I have to take issue with your unsigned editorial concerning the teachers union’s current demands. You say that it is all right for the union to fight for smaller class sizes and better resources but not for money. I disagree. I am not a teacher, but a professor at Okanagan College. Like the teachers, our union too is fighting for a wage increase. This is the third contract in a row in which we have been offered a zero wage increase. That’s a full decade in which the buying power of my wage cheque has continued to decline.
You suggest that this is a bad time to demand higher wages. Apparently, there is never a good time. But I might remind you that in the decade when my wages, and the teachers’ wages, have declined in value, the wealthiest sector of our society has continued to accumulate obscene amounts of money courtesy of governments who refuse to tax them at a more appropriate level.
Professors and teachers are professionals who spent many years earning higher degrees – years in which it was understood that we would be making very little, in order to make a reasonable salary later on. But no. According to you, to make a demand for a wage increase tarnishes our “image.”
Two things might have occurred to you before you decided to take the employers’ side.

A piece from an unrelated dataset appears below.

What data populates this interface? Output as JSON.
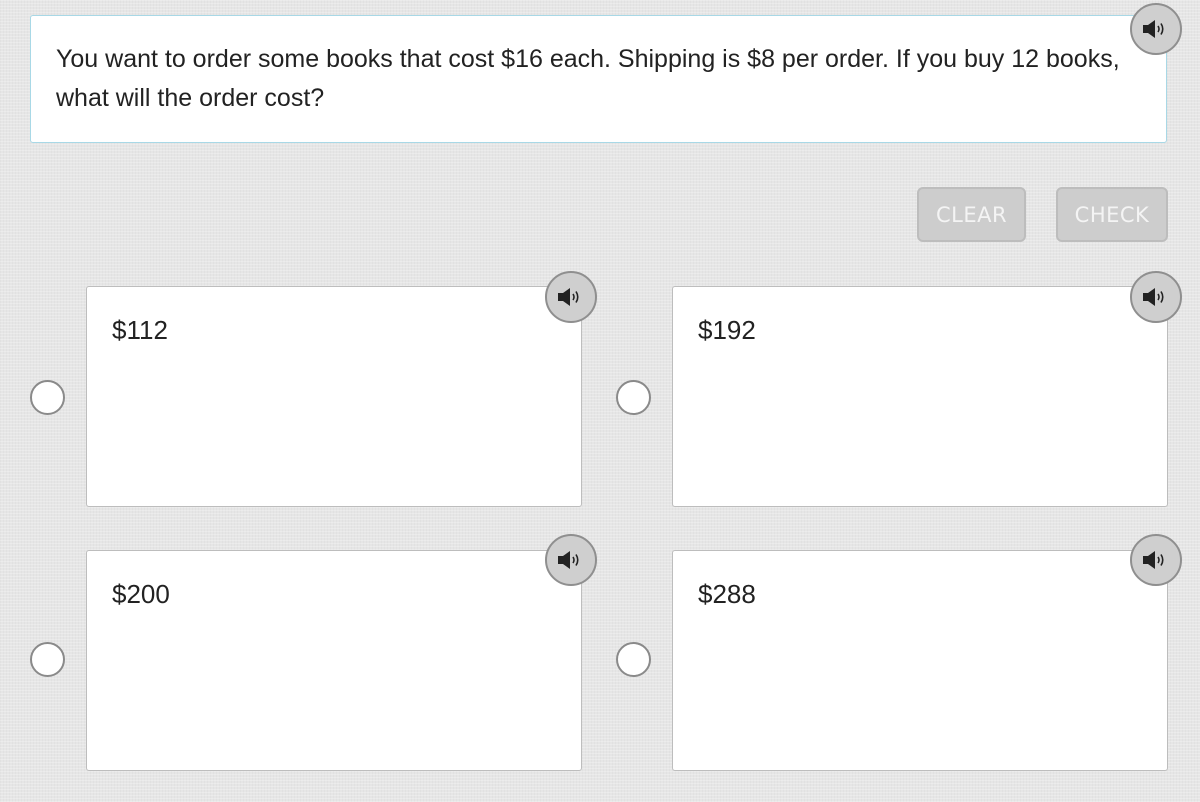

First, you say “that many businesses are struggling to make ends meet.” That was also the argument against raising the minimum wage. However, a higher minimum wage, and increased teachers’ and professors’ wages would mean that we would have more money to spend at these businesses, and they, in turn, would increase their profits.
Second, while you rightly praise Jack Layton for his support of the environment, the homeless, of women and of youth, you have forgotten that Dr. Layton was also, and perhaps primarily, on the side of workers and of unions. Odd that you should neglect that aspect of Layton’s work at the same time that you print an anti-union editorial.
Dr. David Lethbridge